DATA TO USE START
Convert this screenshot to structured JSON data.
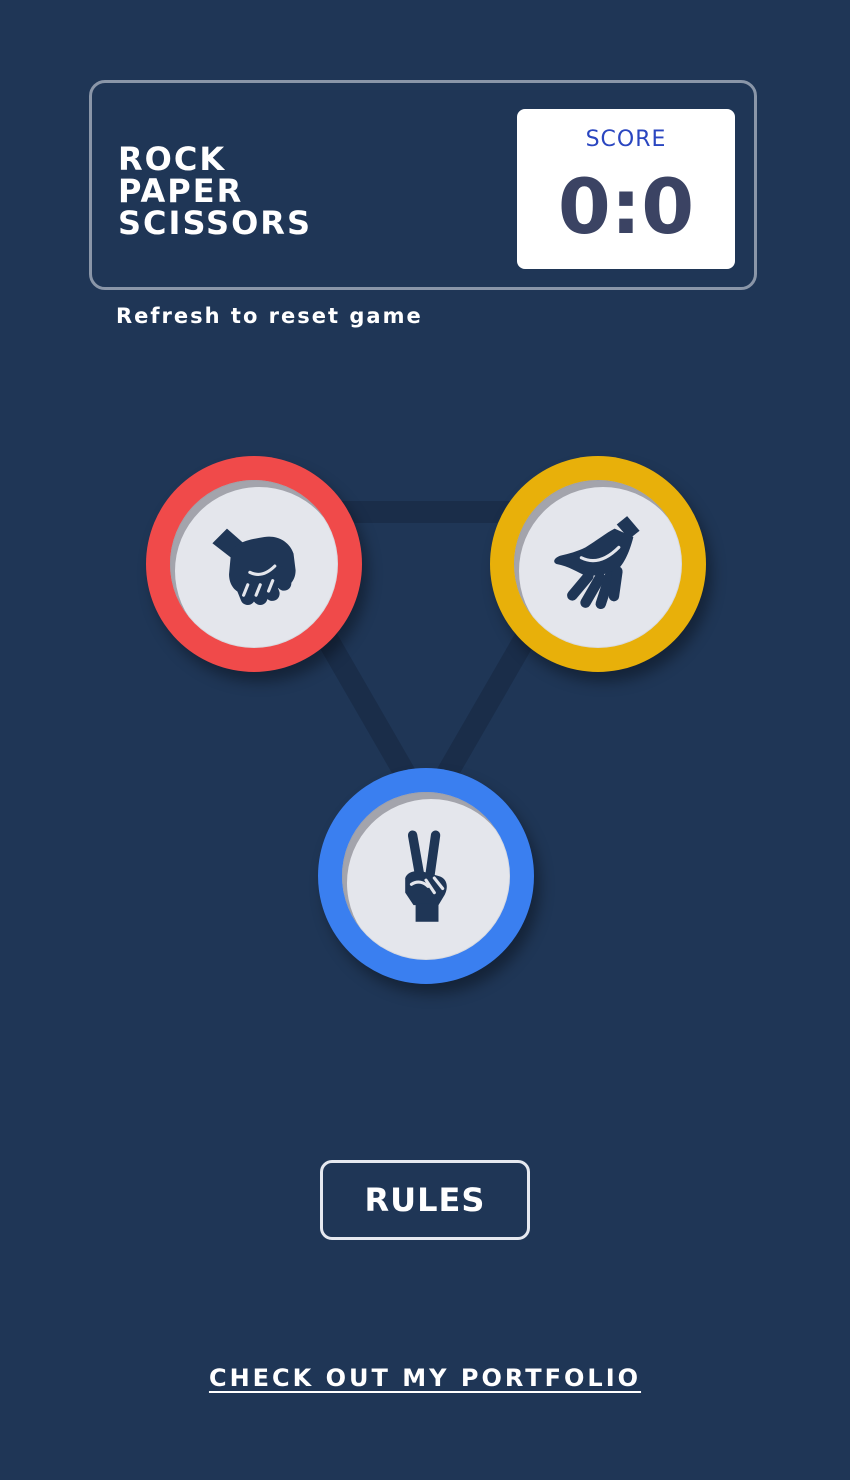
{
  "header": {
    "title_lines": [
      "ROCK",
      "PAPER",
      "SCISSORS"
    ],
    "score_label": "SCORE",
    "score_value": "0:0"
  },
  "reset_hint": "Refresh to reset game",
  "choices": [
    {
      "id": "rock",
      "icon": "fist-icon",
      "color": "#f04a4a"
    },
    {
      "id": "paper",
      "icon": "open-hand-icon",
      "color": "#e8b00a"
    },
    {
      "id": "scissors",
      "icon": "peace-sign-icon",
      "color": "#3a7ff0"
    }
  ],
  "rules_button": "RULES",
  "portfolio_link": "CHECK OUT MY PORTFOLIO",
  "colors": {
    "background": "#1f3656",
    "score_label": "#2a46c0",
    "score_value": "#3b4363",
    "icon": "#1f3656"
  }
}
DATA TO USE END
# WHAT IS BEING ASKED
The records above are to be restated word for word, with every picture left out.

# RESPONSE TO THE TASK
Convert this screenshot to structured JSON data.
{
  "header": {
    "title_lines": [
      "ROCK",
      "PAPER",
      "SCISSORS"
    ],
    "score_label": "SCORE",
    "score_value": "0:0"
  },
  "reset_hint": "Refresh to reset game",
  "choices": [
    {
      "id": "rock",
      "icon": "fist-icon",
      "color": "#f04a4a"
    },
    {
      "id": "paper",
      "icon": "open-hand-icon",
      "color": "#e8b00a"
    },
    {
      "id": "scissors",
      "icon": "peace-sign-icon",
      "color": "#3a7ff0"
    }
  ],
  "rules_button": "RULES",
  "portfolio_link": "CHECK OUT MY PORTFOLIO",
  "colors": {
    "background": "#1f3656",
    "score_label": "#2a46c0",
    "score_value": "#3b4363",
    "icon": "#1f3656"
  }
}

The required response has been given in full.